“It sucks, and I hate it, and I want it to be done with it,” she said.
The only way for her to live without dialysis is to get a kidney transplant. She has a potential donor, but even if that person is a perfect match, Navarre faces other challenges.
Though she has insurance through the university, many of the costs of transplant, including living near Virginia Mason in Seattle for eight weeks after the surgery, aren’t covered. That’s why friends are organizing benefits and making donations.
She’s also trying to figure out how to keep the costume shop and studio going. Despite help from fellow designer Diana Purvine, Navarre is concerned that she can’t sustain the shop during the long recovery period.
She hopes to schedule the transplant around the shows she’s designing, although if she has to wait in line for a donor, that won’t be possible.
She’s currently working on designing “The Penelopiad” for UPS and “Hello, Dolly” for The Mountain Play Theater in Mill Valley, Calif.
Her most recent project in Olympia was “The Tempest,” staged last month at Port Plaza. Her work also was showcased in Broadway Olympia’s “Legally Blonde,” “The Rocky Horror Picture Show” and “Young Frankenstein.”
Since she moved here in 1995 to take a job with Capital Playhouse, she’s done costumes for Harlequin Productions, Olympia Family Theater, Opera Pacifica, Saint Martin’s University and the Broadway Center in Tacoma.
“She’s very knowledgeable,” said Jen Ryle, Olympia Family Theater’s artistic director. “She’s really great at bringing out the character of each person with the costume.”
Navarre found creative ways to costume the actors — all playing animals — for the theater’s 2016 production of “A Year With Frog and Toad,” suggesting warts by sewing buttons all over Toad’s cardigan and outfitting Snail with an antennaed pith helmet and something that resembled a shell.
“It takes imagination,” Ryle told The Olympian. “She made this very ingenious backpack that swirled around. It was subtle.
“She’s worked with us a bunch,” Ryle added. “She’s great.”
“My mother says that I have been a costumer or at least playing dress up since day one,” Navarre said. “She was never surprised that I became a costumer. It’s all the things I really like to do rolled up into one fun package.
“I hadn’t thought about doing costumes until I took an intro to theater class in my freshman year of college, and I was like, ‘Wow! People do this for a living? This is so cool.’”
Friends of Mishka Kidney Transplant Benefit
- What: This benefit for costume designer Mishka Navarre will feature music by the Andy Omdhal Trio, appetizers, dancing and a silent auction. Navarre has an autoimmune disease called IgA nephropathy, which causes the kidneys to deteriorate. She is on dialysis, hoping for a kidney transplant.

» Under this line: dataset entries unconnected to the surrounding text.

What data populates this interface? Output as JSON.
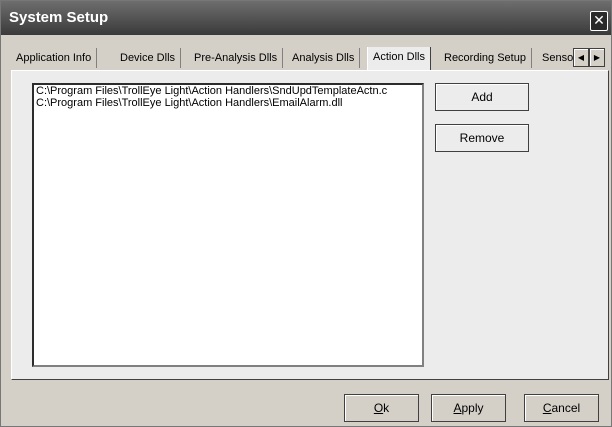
{
  "window": {
    "title": "System Setup",
    "close_glyph": "✕"
  },
  "tabs": [
    {
      "label": "Application Info"
    },
    {
      "label": "Device Dlls"
    },
    {
      "label": "Pre-Analysis Dlls"
    },
    {
      "label": "Analysis Dlls"
    },
    {
      "label": "Action Dlls",
      "active": true
    },
    {
      "label": "Recording Setup"
    },
    {
      "label": "Senso"
    }
  ],
  "tab_scroll": {
    "left_glyph": "◀",
    "right_glyph": "▶"
  },
  "action_dlls": {
    "items": [
      "C:\\Program Files\\TrollEye Light\\Action Handlers\\SndUpdTemplateActn.c",
      "C:\\Program Files\\TrollEye Light\\Action Handlers\\EmailAlarm.dll"
    ],
    "add_label": "Add",
    "remove_label": "Remove"
  },
  "footer": {
    "ok_first": "O",
    "ok_rest": "k",
    "apply_first": "A",
    "apply_rest": "pply",
    "cancel_first": "C",
    "cancel_rest": "ancel"
  }
}
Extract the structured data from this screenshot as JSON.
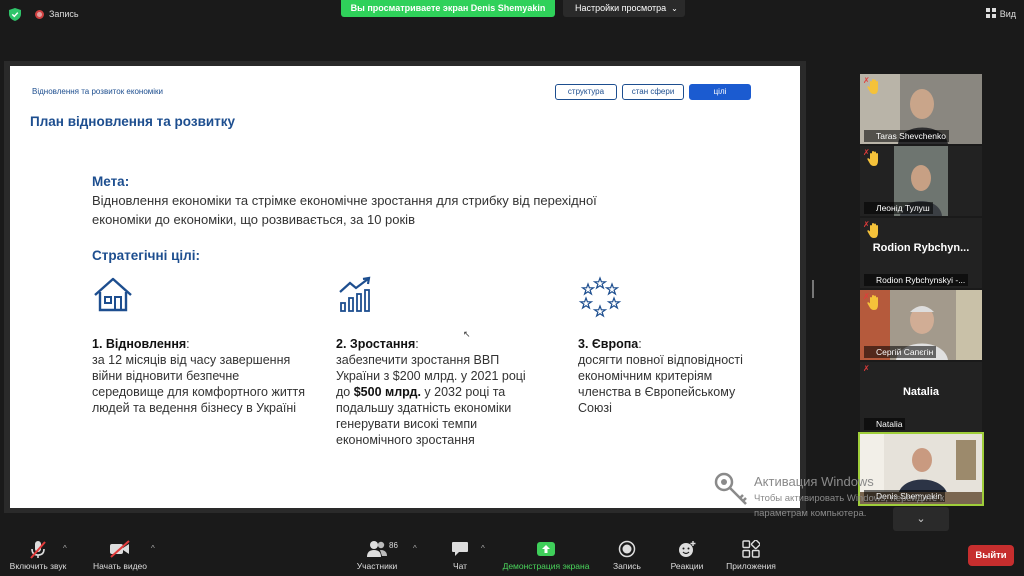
{
  "top_bar": {
    "record_label": "Запись",
    "share_banner": "Вы просматриваете экран Denis Shemyakin",
    "view_settings": "Настройки просмотра",
    "view_label": "Вид"
  },
  "slide": {
    "breadcrumb": "Відновлення та розвиток економіки",
    "tabs": [
      {
        "label": "структура",
        "active": false
      },
      {
        "label": "стан сфери",
        "active": false
      },
      {
        "label": "цілі",
        "active": true
      }
    ],
    "title": "План відновлення та розвитку",
    "goal_heading": "Мета:",
    "goal_text": "Відновлення економіки та стрімке економічне зростання для стрибку від перехідної економіки до економіки, що розвивається, за 10 років",
    "strategic_heading": "Стратегічні цілі:",
    "goals": [
      {
        "icon": "house-icon",
        "title": "1. Відновлення",
        "suffix": ":",
        "text": "за 12 місяців від часу завершення війни відновити безпечне середовище для комфортного життя людей та ведення бізнесу в Україні"
      },
      {
        "icon": "growth-chart-icon",
        "title": "2. Зростання",
        "suffix": ":",
        "text_before": "забезпечити зростання ВВП України з $200 млрд. у 2021 році до ",
        "text_bold": "$500 млрд.",
        "text_after": " у 2032 році та подальшу здатність економіки генерувати високі темпи економічного зростання"
      },
      {
        "icon": "eu-stars-icon",
        "title": "3. Європа",
        "suffix": ":",
        "text": "досягти повної відповідності економічним критеріям членства в Європейському Союзі"
      }
    ]
  },
  "participants": [
    {
      "name": "Taras Shevchenko",
      "hand_raised": true,
      "muted": true,
      "video": true
    },
    {
      "name": "Леонід Тулуш",
      "hand_raised": true,
      "muted": true,
      "video": true
    },
    {
      "name": "Rodion Rybchynskyi -...",
      "display_name": "Rodion  Rybchyn...",
      "hand_raised": true,
      "muted": true,
      "video": false
    },
    {
      "name": "Сергій Сапєгін",
      "hand_raised": true,
      "muted": true,
      "video": true
    },
    {
      "name": "Natalia",
      "display_name": "Natalia",
      "hand_raised": false,
      "muted": true,
      "video": false
    },
    {
      "name": "Denis Shemyakin",
      "hand_raised": false,
      "muted": false,
      "video": true,
      "speaking": true
    }
  ],
  "watermark": {
    "title": "Активация Windows",
    "line1": "Чтобы активировать Windows, перейдите к",
    "line2": "параметрам компьютера."
  },
  "toolbar": {
    "mute": "Включить звук",
    "video": "Начать видео",
    "participants": "Участники",
    "participants_count": "86",
    "chat": "Чат",
    "share": "Демонстрация экрана",
    "record": "Запись",
    "reactions": "Реакции",
    "apps": "Приложения",
    "leave": "Выйти"
  },
  "colors": {
    "accent_blue": "#1d4e8f",
    "tab_active": "#1b5bd0",
    "share_green": "#2fd15a",
    "leave_red": "#c62e2e",
    "speaker_outline": "#9fce3a"
  }
}
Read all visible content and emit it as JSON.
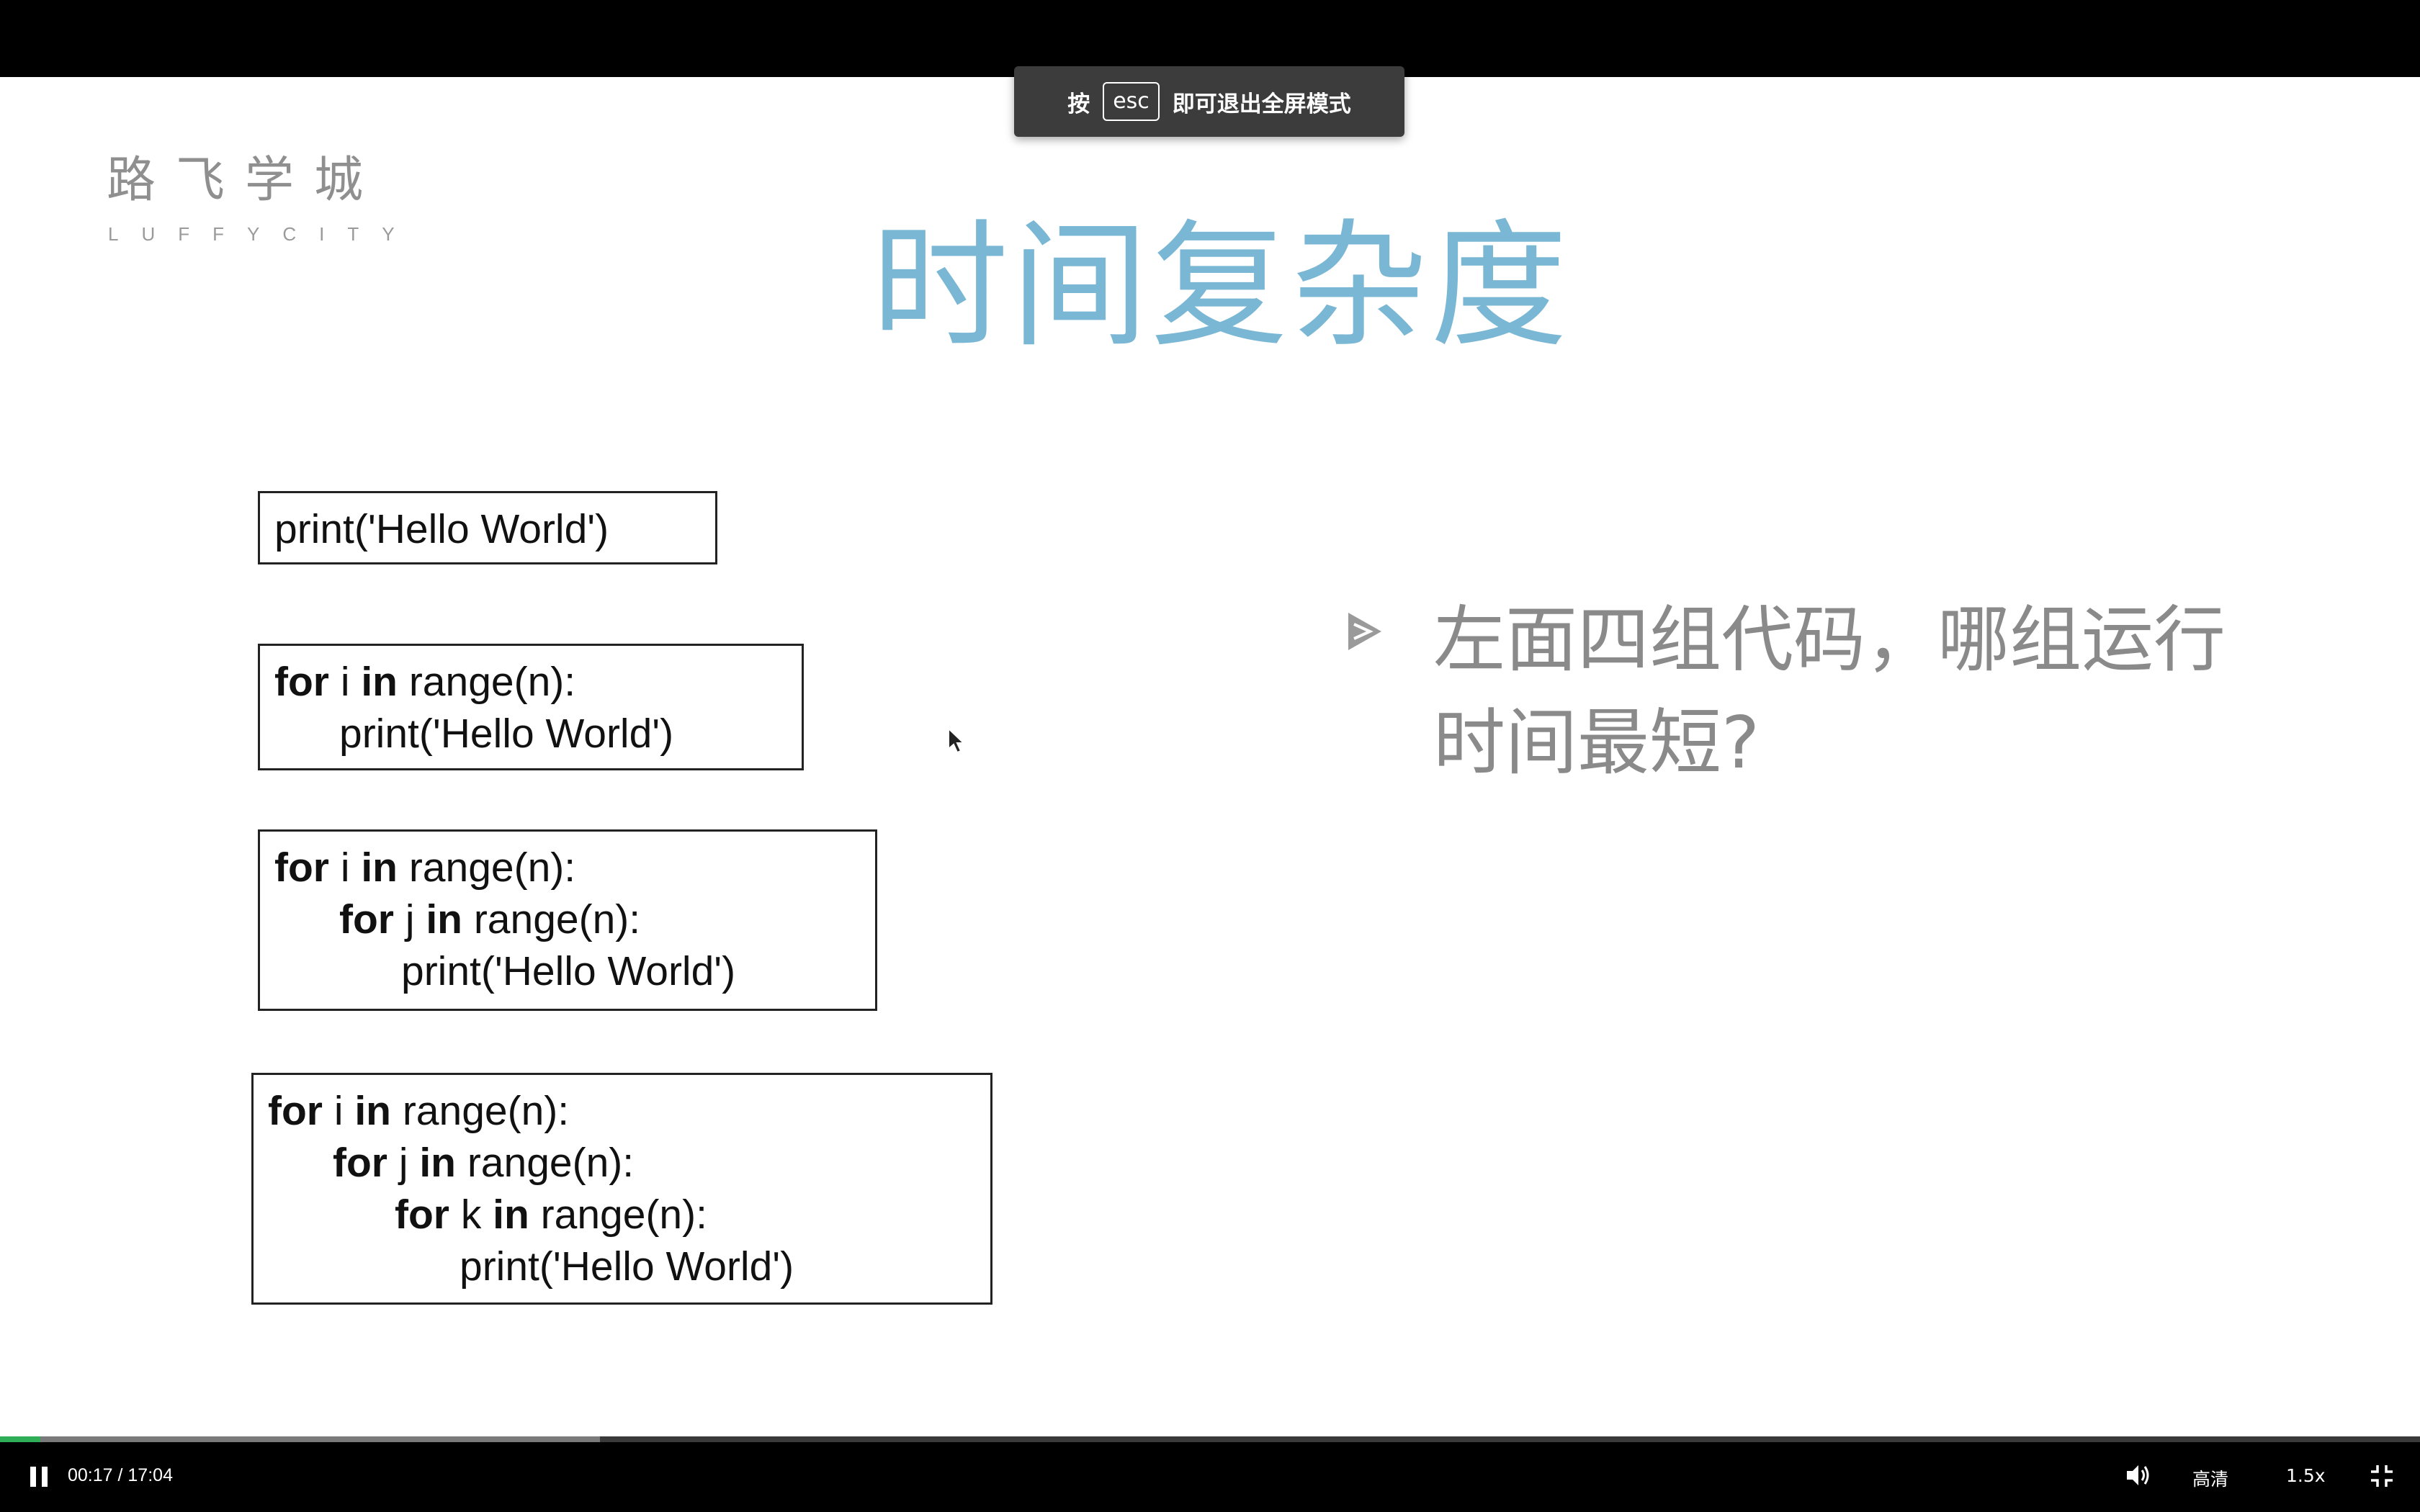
{
  "toast": {
    "prefix": "按",
    "key": "esc",
    "suffix": "即可退出全屏模式"
  },
  "logo": {
    "cn": "路飞学城",
    "en": "LUFFYCITY"
  },
  "slide": {
    "title": "时间复杂度",
    "question_line1": "左面四组代码，哪组运行",
    "question_line2": "时间最短?",
    "code": {
      "print_stmt": "print('Hello World')",
      "kw_for": "for",
      "kw_in": "in",
      "var_i": " i ",
      "var_j": " j ",
      "var_k": " k ",
      "range_call": " range(n):"
    }
  },
  "player": {
    "current_time": "00:17",
    "separator": " / ",
    "duration": "17:04",
    "progress_fraction": 0.0166,
    "buffered_fraction": 0.248,
    "quality": "高清",
    "speed": "1.5x",
    "icons": [
      "pause-icon",
      "volume-icon",
      "exit-fullscreen-icon"
    ],
    "colors": {
      "progress": "#2fae57",
      "title": "#7ab7d4"
    }
  }
}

- When: 6-9 p.m. Friday, Sept. 20
- Where: Eagles Hall Ballroom, 805 Fourth Ave. E., Olympia
- Tickets: Free, with donations accepted
- More information: email@example.com